In addition to the base sets, Topps had some really popular inserts in their 1960s and 1970s releases. From posters to iron-ons, Topps offered collectors many different options beyond their standard sets. While a majority of the more popular insert products appeared in the early parts of Brock's career, before he gained the notoriety to be included in the smaller, star-based sets, he did make the cut on several during the 1970s. One of the more popular Lou Brock inserts is his 1974 Deckle Edge card. These cards are scarce and in high demand, especially given the challenges of finding copies in good condition. The Brock card is one of many Hall of Famers included in the set and highly-graded copies of this card can be very expensive.
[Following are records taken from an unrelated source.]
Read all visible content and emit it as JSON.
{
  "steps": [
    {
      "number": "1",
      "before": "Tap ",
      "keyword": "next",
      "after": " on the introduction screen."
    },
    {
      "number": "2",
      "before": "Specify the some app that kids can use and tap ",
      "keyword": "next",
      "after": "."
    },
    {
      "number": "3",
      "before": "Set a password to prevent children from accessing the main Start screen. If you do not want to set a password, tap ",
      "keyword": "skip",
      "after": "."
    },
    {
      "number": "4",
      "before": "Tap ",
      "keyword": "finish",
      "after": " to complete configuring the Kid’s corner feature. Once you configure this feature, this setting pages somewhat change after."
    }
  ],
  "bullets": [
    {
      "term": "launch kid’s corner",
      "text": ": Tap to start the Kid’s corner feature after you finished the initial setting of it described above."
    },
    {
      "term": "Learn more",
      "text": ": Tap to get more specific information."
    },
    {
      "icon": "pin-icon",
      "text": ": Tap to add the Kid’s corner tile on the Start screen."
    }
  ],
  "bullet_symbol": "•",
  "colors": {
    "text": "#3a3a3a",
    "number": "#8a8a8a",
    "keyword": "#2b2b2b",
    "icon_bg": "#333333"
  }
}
One of the scarcest and more expensive Lou Brock cards comes from the 1971 Topps Greatest Moments. There are 55 cards in the set, but they had a low distribution and are condition sensitive due to the black borders. The front of the cards feature a highlight from the player's 1970 season with a newspaper-style blurb on the back. Brock's card recognized his sixth consecutive season with more than 50 stolen bases. This elusive card can often command a price far beyond his rookie card when high-grade copies come up for sale.
The most popular Lou Brock card is easily his 1962 Topps rookie card. While the wood designs seem to draw mixed reaction from collectors, this is one of the most recognizable Topps sets ever made. Lou Brock shares the rookie spotlight in this set with Gaylord Perry. Although 1962 Topps is noted for the many variations, the Lou Brock card is not among these. The background coloring on Brock's card is one key to finding a clean copy of this rookie card as many now display a faded-orange color behind the portrait-style photograph.